__Items from an interface collection__

=======

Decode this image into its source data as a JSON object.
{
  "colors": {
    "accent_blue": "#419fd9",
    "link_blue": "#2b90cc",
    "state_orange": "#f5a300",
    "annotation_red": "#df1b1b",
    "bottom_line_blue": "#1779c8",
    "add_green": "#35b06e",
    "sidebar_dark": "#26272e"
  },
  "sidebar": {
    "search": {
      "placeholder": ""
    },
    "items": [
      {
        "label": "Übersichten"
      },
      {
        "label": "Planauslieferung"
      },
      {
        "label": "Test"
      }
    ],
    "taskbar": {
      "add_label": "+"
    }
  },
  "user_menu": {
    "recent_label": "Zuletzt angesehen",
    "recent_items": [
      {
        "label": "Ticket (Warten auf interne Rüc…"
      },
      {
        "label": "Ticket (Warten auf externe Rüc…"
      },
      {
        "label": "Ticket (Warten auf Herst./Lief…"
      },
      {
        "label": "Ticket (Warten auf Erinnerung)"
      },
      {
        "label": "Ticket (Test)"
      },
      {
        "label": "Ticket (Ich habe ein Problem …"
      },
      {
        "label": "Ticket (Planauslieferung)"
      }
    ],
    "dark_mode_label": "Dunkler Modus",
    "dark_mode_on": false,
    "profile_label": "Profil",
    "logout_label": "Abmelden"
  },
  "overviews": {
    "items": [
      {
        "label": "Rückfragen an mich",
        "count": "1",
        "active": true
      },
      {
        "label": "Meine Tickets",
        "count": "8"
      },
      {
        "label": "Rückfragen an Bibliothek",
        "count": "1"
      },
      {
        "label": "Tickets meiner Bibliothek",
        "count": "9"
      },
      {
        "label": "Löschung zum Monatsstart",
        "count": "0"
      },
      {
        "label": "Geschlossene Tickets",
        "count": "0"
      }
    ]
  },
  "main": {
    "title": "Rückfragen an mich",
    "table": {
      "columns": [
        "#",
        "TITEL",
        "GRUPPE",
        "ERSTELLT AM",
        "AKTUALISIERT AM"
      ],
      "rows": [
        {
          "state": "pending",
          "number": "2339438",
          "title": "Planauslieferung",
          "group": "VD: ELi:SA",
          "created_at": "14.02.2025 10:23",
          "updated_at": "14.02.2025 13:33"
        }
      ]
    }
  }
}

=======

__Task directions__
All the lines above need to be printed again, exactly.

__Result of this exercise__
Decode this image into its source data as a JSON object.
{
  "colors": {
    "accent_blue": "#419fd9",
    "link_blue": "#2b90cc",
    "state_orange": "#f5a300",
    "annotation_red": "#df1b1b",
    "bottom_line_blue": "#1779c8",
    "add_green": "#35b06e",
    "sidebar_dark": "#26272e"
  },
  "sidebar": {
    "search": {
      "placeholder": ""
    },
    "items": [
      {
        "label": "Übersichten"
      },
      {
        "label": "Planauslieferung"
      },
      {
        "label": "Test"
      }
    ],
    "taskbar": {
      "add_label": "+"
    }
  },
  "user_menu": {
    "recent_label": "Zuletzt angesehen",
    "recent_items": [
      {
        "label": "Ticket (Warten auf interne Rüc…"
      },
      {
        "label": "Ticket (Warten auf externe Rüc…"
      },
      {
        "label": "Ticket (Warten auf Herst./Lief…"
      },
      {
        "label": "Ticket (Warten auf Erinnerung)"
      },
      {
        "label": "Ticket (Test)"
      },
      {
        "label": "Ticket (Ich habe ein Problem …"
      },
      {
        "label": "Ticket (Planauslieferung)"
      }
    ],
    "dark_mode_label": "Dunkler Modus",
    "dark_mode_on": false,
    "profile_label": "Profil",
    "logout_label": "Abmelden"
  },
  "overviews": {
    "items": [
      {
        "label": "Rückfragen an mich",
        "count": "1",
        "active": true
      },
      {
        "label": "Meine Tickets",
        "count": "8"
      },
      {
        "label": "Rückfragen an Bibliothek",
        "count": "1"
      },
      {
        "label": "Tickets meiner Bibliothek",
        "count": "9"
      },
      {
        "label": "Löschung zum Monatsstart",
        "count": "0"
      },
      {
        "label": "Geschlossene Tickets",
        "count": "0"
      }
    ]
  },
  "main": {
    "title": "Rückfragen an mich",
    "table": {
      "columns": [
        "#",
        "TITEL",
        "GRUPPE",
        "ERSTELLT AM",
        "AKTUALISIERT AM"
      ],
      "rows": [
        {
          "state": "pending",
          "number": "2339438",
          "title": "Planauslieferung",
          "group": "VD: ELi:SA",
          "created_at": "14.02.2025 10:23",
          "updated_at": "14.02.2025 13:33"
        }
      ]
    }
  }
}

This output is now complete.